3 Phase Lightbulb
12-01-2005, 04:24 PM
<font face="Verdana, Arial" size="2">Originally posted by spkrman15:
Hey Adrian,

What i meant is whenever i weld a part that has threads into a tube, braket or another part, the threads seem to change. Many a time the bolt i needed to thread in would not. I guess it is due to the warping effect welding has on the 2 components.

It would be a pain for you to have done all that work just to find out that the bungs are warped and will not thread properly.

Rob http://bbs.homeshopmachinist.net//smile.gif</font>

Yup, especially if you're welding one side of a plate and not the other side.

My bungs are mild steel and will be welded into the tubes, then drilled and taped afterwards.

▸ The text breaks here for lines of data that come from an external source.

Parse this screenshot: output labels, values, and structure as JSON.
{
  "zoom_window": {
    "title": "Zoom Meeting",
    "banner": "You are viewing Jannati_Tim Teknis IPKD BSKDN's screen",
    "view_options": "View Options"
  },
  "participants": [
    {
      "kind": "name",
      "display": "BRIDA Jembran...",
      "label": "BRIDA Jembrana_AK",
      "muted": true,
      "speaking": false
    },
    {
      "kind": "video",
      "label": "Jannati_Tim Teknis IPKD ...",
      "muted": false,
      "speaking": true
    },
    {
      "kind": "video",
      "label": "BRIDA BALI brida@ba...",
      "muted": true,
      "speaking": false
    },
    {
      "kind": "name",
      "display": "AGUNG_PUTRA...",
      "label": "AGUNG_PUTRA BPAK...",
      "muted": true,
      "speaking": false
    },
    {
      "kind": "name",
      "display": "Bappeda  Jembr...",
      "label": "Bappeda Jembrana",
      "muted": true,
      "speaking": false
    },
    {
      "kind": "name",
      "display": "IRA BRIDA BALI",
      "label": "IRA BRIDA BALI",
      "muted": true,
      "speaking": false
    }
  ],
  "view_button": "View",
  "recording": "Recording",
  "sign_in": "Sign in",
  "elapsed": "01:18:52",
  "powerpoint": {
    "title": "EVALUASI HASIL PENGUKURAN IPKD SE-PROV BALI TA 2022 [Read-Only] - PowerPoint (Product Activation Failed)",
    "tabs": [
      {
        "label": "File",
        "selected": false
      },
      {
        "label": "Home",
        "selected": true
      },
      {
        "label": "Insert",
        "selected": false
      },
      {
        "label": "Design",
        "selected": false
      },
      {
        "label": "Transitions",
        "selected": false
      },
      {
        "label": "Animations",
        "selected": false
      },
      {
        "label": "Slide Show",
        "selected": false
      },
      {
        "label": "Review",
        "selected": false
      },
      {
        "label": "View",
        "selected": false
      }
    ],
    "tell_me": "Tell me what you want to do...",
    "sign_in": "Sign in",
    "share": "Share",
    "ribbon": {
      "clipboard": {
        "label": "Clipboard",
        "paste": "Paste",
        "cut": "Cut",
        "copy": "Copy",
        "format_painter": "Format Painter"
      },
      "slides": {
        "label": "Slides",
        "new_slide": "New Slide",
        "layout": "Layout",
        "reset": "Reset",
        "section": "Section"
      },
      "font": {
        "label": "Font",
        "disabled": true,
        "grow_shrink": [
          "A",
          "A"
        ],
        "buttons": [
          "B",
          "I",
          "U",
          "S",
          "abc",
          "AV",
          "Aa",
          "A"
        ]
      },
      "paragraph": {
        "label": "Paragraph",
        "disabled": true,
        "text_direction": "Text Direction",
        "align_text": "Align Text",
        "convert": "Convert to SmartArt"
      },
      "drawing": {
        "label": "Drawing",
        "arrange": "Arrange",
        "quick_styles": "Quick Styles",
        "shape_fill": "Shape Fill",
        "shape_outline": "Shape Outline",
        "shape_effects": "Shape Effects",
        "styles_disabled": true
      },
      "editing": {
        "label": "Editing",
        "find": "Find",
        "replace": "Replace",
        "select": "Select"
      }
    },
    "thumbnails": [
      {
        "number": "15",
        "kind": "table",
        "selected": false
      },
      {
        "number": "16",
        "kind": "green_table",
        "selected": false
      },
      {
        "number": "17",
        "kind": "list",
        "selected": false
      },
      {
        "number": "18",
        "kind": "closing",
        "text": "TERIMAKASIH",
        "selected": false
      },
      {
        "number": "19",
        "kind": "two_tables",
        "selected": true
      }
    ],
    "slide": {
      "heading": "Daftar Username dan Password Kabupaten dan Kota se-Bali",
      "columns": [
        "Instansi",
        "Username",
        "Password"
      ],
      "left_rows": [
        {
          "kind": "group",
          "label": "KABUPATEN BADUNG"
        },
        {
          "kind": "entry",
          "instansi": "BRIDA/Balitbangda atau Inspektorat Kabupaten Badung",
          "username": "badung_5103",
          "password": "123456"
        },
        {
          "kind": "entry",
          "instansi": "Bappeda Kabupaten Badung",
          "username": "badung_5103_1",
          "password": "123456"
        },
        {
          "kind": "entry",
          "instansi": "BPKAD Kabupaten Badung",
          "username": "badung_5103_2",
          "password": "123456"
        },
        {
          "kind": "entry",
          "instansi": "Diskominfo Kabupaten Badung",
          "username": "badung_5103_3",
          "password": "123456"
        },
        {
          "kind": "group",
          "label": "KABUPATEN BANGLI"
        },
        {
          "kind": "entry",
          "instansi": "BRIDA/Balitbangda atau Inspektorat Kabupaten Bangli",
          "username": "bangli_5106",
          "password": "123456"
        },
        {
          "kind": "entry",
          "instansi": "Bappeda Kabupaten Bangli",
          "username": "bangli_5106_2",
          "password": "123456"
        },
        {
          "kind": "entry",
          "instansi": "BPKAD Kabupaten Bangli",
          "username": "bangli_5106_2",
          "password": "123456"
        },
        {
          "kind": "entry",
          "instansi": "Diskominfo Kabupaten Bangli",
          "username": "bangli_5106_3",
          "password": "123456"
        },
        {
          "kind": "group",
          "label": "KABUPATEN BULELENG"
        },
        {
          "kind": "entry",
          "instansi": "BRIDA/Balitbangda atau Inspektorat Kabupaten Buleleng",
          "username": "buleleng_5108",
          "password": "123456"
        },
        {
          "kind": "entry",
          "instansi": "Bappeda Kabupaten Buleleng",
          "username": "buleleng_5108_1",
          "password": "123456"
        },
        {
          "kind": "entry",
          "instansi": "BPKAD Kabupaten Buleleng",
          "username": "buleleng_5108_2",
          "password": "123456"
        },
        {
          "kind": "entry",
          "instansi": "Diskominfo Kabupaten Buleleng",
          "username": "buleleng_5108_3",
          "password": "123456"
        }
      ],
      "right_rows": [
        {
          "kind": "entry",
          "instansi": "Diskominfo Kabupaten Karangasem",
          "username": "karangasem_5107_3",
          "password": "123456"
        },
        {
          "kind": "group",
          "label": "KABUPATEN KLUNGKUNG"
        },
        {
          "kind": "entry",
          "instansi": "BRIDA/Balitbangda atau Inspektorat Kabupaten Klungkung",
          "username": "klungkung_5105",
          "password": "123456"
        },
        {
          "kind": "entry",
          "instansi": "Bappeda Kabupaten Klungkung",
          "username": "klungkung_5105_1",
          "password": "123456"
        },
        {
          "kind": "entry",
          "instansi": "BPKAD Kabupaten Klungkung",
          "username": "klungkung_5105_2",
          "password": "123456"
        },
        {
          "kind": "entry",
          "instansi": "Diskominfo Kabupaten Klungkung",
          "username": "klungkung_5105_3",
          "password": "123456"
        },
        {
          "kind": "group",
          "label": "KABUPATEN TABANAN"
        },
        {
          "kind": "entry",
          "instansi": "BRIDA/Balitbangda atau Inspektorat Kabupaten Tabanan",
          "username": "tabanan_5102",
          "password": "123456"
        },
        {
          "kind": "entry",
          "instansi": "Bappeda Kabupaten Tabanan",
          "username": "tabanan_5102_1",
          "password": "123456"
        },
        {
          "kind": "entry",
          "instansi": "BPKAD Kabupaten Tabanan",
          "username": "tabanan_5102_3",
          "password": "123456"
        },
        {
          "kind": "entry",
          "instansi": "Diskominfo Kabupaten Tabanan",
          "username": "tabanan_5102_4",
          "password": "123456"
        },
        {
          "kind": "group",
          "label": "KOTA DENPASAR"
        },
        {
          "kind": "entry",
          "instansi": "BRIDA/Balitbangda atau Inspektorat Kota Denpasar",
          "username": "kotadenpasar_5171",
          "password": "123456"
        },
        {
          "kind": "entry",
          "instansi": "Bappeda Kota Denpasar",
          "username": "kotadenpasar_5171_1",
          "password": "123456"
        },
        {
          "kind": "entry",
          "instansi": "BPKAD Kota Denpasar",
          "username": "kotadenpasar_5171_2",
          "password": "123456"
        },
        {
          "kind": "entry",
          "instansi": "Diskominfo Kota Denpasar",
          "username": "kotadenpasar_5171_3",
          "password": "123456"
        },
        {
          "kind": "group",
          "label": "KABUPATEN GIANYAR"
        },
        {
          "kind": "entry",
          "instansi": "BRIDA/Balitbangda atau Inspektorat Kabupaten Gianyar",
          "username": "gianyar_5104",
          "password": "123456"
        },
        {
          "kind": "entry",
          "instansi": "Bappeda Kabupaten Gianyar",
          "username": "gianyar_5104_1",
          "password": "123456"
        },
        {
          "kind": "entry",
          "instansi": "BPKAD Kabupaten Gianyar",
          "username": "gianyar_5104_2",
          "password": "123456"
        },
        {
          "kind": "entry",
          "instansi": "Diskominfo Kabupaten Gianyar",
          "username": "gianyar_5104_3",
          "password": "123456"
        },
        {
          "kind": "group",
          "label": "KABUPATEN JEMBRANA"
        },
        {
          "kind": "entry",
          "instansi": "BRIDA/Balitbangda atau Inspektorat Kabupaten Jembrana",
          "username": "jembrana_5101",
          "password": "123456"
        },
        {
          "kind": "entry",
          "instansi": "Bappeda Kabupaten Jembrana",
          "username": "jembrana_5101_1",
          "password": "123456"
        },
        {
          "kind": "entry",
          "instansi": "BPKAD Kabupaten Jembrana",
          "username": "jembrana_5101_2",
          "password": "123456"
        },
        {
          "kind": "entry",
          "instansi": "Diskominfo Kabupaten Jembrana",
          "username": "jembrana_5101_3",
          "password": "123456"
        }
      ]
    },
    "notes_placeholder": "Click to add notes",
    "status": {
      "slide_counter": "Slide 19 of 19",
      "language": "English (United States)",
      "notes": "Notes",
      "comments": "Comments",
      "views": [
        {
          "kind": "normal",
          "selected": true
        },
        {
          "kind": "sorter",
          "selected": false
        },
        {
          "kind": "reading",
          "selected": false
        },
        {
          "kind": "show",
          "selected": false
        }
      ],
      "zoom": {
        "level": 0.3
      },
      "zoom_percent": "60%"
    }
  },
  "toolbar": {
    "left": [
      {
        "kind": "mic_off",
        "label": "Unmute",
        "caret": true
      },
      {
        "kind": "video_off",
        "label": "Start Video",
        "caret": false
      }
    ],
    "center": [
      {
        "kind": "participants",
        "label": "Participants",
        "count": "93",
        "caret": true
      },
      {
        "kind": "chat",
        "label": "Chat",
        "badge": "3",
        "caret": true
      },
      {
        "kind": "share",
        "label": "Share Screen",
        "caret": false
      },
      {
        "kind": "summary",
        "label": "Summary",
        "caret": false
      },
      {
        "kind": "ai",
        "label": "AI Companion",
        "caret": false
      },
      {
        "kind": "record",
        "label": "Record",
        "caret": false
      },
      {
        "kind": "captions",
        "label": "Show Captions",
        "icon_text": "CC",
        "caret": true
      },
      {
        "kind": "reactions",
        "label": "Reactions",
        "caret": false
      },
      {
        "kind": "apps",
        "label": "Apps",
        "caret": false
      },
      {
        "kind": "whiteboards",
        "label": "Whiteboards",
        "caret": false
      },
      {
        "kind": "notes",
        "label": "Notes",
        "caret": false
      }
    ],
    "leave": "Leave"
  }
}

The bungs are so soft, I'd almost rather they get a little harder anyway.

-Adrian

charlie coghill
12-01-2005, 07:00 PM
Adrain what I was getting at is that you have a 1/4 hole drilled in the bung now. When the bung is welded into the pipe and the pipe is chucked up in the lathe the 1/4 hole will not be in the center, unless you use a four jaw chuck and dial the hole in. Unless the hole is on the center line of the lathe the next size drill will want to follow the 1/4 hole and the drill will wobble.

As has been stated the bung should have been welded in first than the 1/4 inch hole drilled.

I hopfully I am a little more clear now.

3 Phase Lightbulb
12-01-2005, 07:37 PM
<font face="Verdana, Arial" size="2">Originally posted by charlie coghill:
Adrain what I was getting at is that you have a 1/4 hole drilled in the bung now. When the bung is welded into the pipe and the pipe is chucked up in the lathe the 1/4 hole will not be in the center, unless you use a four jaw chuck and dial the hole in. Unless the hole is on the center line of the lathe the next size drill will want to follow the 1/4 hole and the drill will wobble.

As has been stated the bung should have been welded in first than the 1/4 inch hole drilled.

I hopfully I am a little more clear now.</font>


Yup, that's why I said I was probably going to mill the holes straight in my bridgeport before welding them in.

-Adrian

ronsmith100
12-01-2005, 08:04 PM
What is a bung?

winchman
12-02-2005, 05:47 AM
A bung is a plug that fits in a hole, like a "barrel bung" that goes in the opening in the lid of an oil barrel. Or, it might be wooden as used in a wine barrel.

Roger

BobWarfield
12-02-2005, 11:13 AM
<font face="Verdana, Arial" size="2">Originally posted by madman:
topct i always leave chuck key in chuck so i dont lose the damn thing.</font>

I've bought a bunch of cheap "arrow shaped" welding magnets. I leave one stuck to each tool and the chuck key goes there. Very convenient, the key is always ready to hand, no lanyards to get in the way, try it, you'll like it.

In fact, there's a chap who does all sorts of helpful things in the shop with magnets. I think his site is www.frets.com. (http://www.frets.com.)

Best,

BW

Michael Moore
12-02-2005, 03:11 PM
Thanks for the frets.com link. He's got some nifty stuff there.

cheers,
Michael